Successful, Proactive Recovery from AddictionLasting recovery requires a combination of two actions: first, creating a life where it is easier not to use (e.g. less stress, less conflict) and secondly, effectively managing the emotions (e.g. anger, sadness, low self-esteem) that motivate the desire to use.  Change has to happen inside and outside.  One of the popular slogans for recovery is that “nothing changes if nothing changes.”

The greatest problem with Medication-Assisted Treatment (MAT) using Methadone, Suboxone, and Naltrexone, is that they become substitutes for the work of recovery.  While an individual is taking the medication they may not be abusing other drugs, but their commitment to the actions necessary for recovery is seldom more than luke-warm. Intensive counseling, attending meetings, getting a sponsor, building a support network – any of the steps that may be necessary to change one’s life and live it better – can be set aside.

All of the major organizations that advocate for drug and alcohol addiction (ASAM, SAMHSA, NIDA) emphasize the importance of counseling and other support services for lasting recovery.  In fact, when the FDA first approved Suboxone in 2002, it was suggested that it should be used for only a short time to reduce cravings while the individual participated in intensive outpatient activities.  What we see today, however, is people being on Suboxone and Methadone for years, with minimal or no recovery treatment.

Research does not provide encouraging results for people who seek lasting recovery through the use of medications.  Studies show that a large majority (70% – 90%) of the people using Suboxone and Methadone relapse very quickly after discontinuing the medication1. While the FDA has always advocated psychosocial treatment for those using these medications, most programs are weak, and fall far short of the intensive treatment that has proven successful in addiction recovery2.

Several government sponsored studies suggest that the use of medications to treat addiction should be seen as resignation that recovery is not possible, and the medications should be taken for the remainder of a person’s life3. This judgment implies that recovery is too hard, too much work, or the individual too damaged – and the effort to learn how to live life differently should be abandoned.  I concede that there are chronic relapsers, with little motivation, who may find a lifetime of medication as the only way to stay alive.  But surely this approach to treatment must be the last resort for the addicted person, when all other efforts have failed.

Every day I hear from graduates of our program who are living clean, happy lives, free from the bondage of addiction.  I believe they show us the preferred path forward.  We need to help people break free of dependence on drugs and discover all that life has to offer.  There are no medications that provide an effective substitute.

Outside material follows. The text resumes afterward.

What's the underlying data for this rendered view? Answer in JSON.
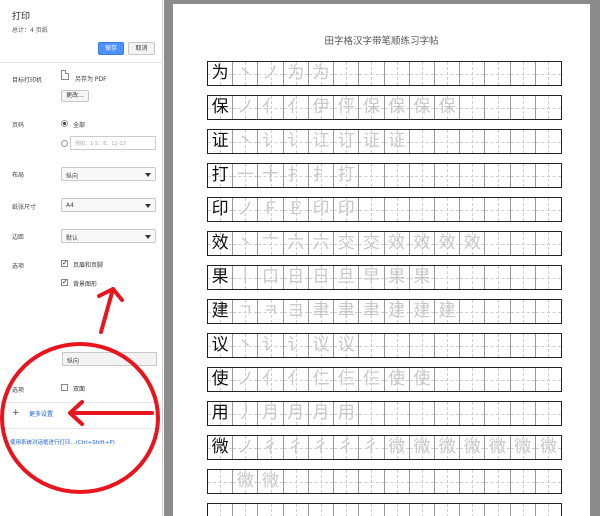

1.Weiss, R.D., Potter, J.S., Fiellin, D.A., Byrne, M., Connery, H.S., Dickinson, W., Gardin, J., Griffin, M.L., Gourevitch, M.N., Haller, D.L., Hasson, A.L., Huang, Z., Jacobs, P., Kosinski, A.S., Lindblad, R., McCance-Katz, E.F., Provost, S.E., Selzer, .J, Somoza, E.C., Sonne, S.C., Ling, W. (2011). Adjunctive counseling during brief and extended buprenorphine-naloxone treatment for prescription opioid dependence: a 2-phase randomized controlled trial. Arch Gen Psychiatry, Dec;68(12):1238-46.

2. The use of Naltrexone and Vivitrol in addiction treatment is relatively new and the available research is limited.  Vivitrol was approved for use in opiate treatment in 2012 and the high cost — $800 – $1200 per injection – has restricted trial.

3 – a.  Calsyn, D.A., Malcy, J.A., & Saxon, A.J. (2006). Slow tapering from methadone maintenance in a program encouraging indefinite maintenance [Electronic Version]. Journal of Substance Abuse Treatment. 30 (2), 159-163.

3-b.  Center for Substance Abuse Treatment. Medication-Assisted Treatment for Opioid Addiction in Opioid Treatment Programs. Rockville (MD): Substance Abuse and Mental Health Services Administration (US); 2005. (Treatment Improvement Protocol (TIP) Series, No. 43.) Available at